With all the talk about pipelines in political circles lately, it is hard to imagine that pipelines will not end up being a critical issue in next year’s provincial general election.
But, at the same time, will it become a ballot-box issue when all of the major parties seem to be saying the same things: the Trans Mountain pipeline must be built, the federal government needs to better support it, Alberta should invest in it if necessary, and we can restrict the gas supply to B.C. if that province continues to impede construction?
As part of our regular public opinion polling program, the Alberta Teachers’ Association recently commissioned a telephone poll of 800 randomly sampled Albertans. When asked if they felt education will be an important issue when they decide how to vote in the next election, half of respondents said the issue will be very important and an additional 40 per cent said it will be somewhat important.
I will take this data with a grain of salt because I know that, in the 13 months leading up to the election, other issues will emerge that will prove to be very emotional and potentially divisive. But at the same time, teachers should be mindful of how important — at least initially — education is to Albertans.
Interestingly, Albertans are largely satisfied with the way the education system is handled in Alberta — 59 per cent of respondents expressed approval of how the government has handled education, and more than two-thirds say they are satisfied with how the education system operates.
Other research done regularly by the government shows that confidence in schooling increases significantly as the focus moves to a more local level, like asking parents about their own child’s school or teacher.
So, what education-related issues are most important to Albertans? Those we polled identified educational quality, classroom conditions, funding and curriculum as the top four issues affecting education. When we asked how much certain issues will be “very likely” to affect their vote, 67 per cent of respondents identified funding, 56 per cent said class size and supports for learning, and 49 per cent identified curriculum.
We asked the same question about a number of other issues, including sexual orientation and gender identity policies, and the public funding of private schools, and these were viewed as less likely to affect votes.
This is valuable information for teachers and the Association. As a non-partisan organization, we will not endorse any individual party, but we will be raising the profile of certain issues. This survey indicates what issues we could focus on to make education a priority in the election: funding, classroom conditions and curriculum.
Fortunately, Albertans seem to share the views of teachers on these issues:
- More than half of Albertans agree the government is not spending enough on education,
- 60 per cent believe that class sizes are too large,
- 80 per cent are concerned about the level of support for inclusion, and
- 93 per cent agree that teachers should play a lead role in curriculum development.
And, at the same time, the ATA is in a good position to lead advocacy on these issues heading into the election, as 84 per cent of Albertans agree that the ATA advocates for high-quality public education in Alberta, 79 per cent agree that the ATA is looking out for the best interests of students, and 86 per cent agree that the ATA is a respected voice on education matters.
Over the next year, your association will prepare for provincial election engagement activities and will work to raise the issues that are important to both teachers and the public.

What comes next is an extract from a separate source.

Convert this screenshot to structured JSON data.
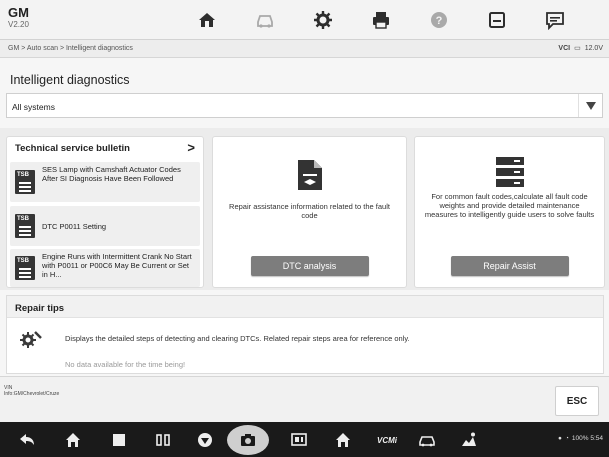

However, we will need your help too. It starts with talking with your friends and family about education matters, but we will also ask you to engage in more specific ways by supporting our public relations campaigns and by getting involved in the election by supporting the candidates that you feel best reflect your desires for public education. ❚
I welcome your comments—contact me at email@example.com.